> [DATA EXTRACT]
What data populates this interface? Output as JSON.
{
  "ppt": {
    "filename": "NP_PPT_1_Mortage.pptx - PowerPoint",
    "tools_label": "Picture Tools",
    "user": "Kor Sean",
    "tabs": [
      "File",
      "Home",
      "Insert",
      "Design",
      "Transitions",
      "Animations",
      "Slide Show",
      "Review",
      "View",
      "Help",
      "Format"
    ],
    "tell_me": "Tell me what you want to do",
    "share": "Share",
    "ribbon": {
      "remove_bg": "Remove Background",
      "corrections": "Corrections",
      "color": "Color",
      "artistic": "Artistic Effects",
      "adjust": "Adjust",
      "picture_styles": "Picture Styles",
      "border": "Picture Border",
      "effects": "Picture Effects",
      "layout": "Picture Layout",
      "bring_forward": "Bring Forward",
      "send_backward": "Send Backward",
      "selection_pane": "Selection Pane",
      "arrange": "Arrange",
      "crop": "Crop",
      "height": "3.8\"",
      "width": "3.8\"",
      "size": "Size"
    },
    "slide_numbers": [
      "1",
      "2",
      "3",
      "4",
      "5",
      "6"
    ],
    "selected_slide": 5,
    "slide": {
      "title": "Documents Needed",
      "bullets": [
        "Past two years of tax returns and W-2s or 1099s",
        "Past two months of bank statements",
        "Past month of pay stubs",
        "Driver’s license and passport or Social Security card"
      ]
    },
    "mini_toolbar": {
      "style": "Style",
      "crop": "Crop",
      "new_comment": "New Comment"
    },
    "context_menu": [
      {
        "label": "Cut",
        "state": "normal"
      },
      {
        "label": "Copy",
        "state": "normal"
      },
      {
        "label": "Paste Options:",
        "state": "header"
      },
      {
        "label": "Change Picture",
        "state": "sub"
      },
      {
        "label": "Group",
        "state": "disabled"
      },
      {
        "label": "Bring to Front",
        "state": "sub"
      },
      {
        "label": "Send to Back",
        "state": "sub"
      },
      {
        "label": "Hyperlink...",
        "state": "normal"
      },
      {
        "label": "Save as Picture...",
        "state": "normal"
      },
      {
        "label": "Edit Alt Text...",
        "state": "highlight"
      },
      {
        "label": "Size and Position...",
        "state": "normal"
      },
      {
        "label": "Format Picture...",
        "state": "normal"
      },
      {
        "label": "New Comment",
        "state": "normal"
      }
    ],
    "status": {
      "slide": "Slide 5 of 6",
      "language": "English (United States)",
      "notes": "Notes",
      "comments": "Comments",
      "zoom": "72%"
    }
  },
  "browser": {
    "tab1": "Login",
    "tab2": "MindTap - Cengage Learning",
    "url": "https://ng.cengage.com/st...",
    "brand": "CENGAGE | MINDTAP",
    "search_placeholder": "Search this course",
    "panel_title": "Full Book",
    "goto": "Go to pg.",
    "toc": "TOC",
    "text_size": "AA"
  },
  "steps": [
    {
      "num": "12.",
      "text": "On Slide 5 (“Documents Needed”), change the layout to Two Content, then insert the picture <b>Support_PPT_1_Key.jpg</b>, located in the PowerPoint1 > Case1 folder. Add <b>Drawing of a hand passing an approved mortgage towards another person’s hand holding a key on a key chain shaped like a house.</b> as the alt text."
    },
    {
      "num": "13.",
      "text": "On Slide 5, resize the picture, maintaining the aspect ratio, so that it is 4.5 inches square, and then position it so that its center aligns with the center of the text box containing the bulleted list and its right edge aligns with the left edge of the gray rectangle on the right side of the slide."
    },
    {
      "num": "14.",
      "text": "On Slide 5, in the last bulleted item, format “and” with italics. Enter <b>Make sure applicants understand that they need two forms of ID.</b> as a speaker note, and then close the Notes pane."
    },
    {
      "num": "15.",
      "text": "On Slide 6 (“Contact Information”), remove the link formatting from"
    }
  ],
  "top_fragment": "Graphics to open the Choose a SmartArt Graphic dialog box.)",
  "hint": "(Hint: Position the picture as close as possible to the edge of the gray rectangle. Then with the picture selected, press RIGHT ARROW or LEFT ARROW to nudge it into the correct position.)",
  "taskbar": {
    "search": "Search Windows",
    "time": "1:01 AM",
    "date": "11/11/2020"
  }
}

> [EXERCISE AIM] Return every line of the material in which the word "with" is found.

> [OUTPUT FOR THIS TASK]
      "text": "On Slide 5, resize the picture, maintaining the aspect ratio, so that it is 4.5 inches square, and then position it so that its center aligns with the center of the text box containing the bulleted list and its right edge aligns with the left edge of the gray rectangle on the right side of the slide."
      "text": "On Slide 5, in the last bulleted item, format “and” with italics. Enter <b>Make sure applicants understand that they need two forms of ID.</b> as a speaker note, and then close the Notes pane."
  "hint": "(Hint: Position the picture as close as possible to the edge of the gray rectangle. Then with the picture selected, press RIGHT ARROW or LEFT ARROW to nudge it into the correct position.)",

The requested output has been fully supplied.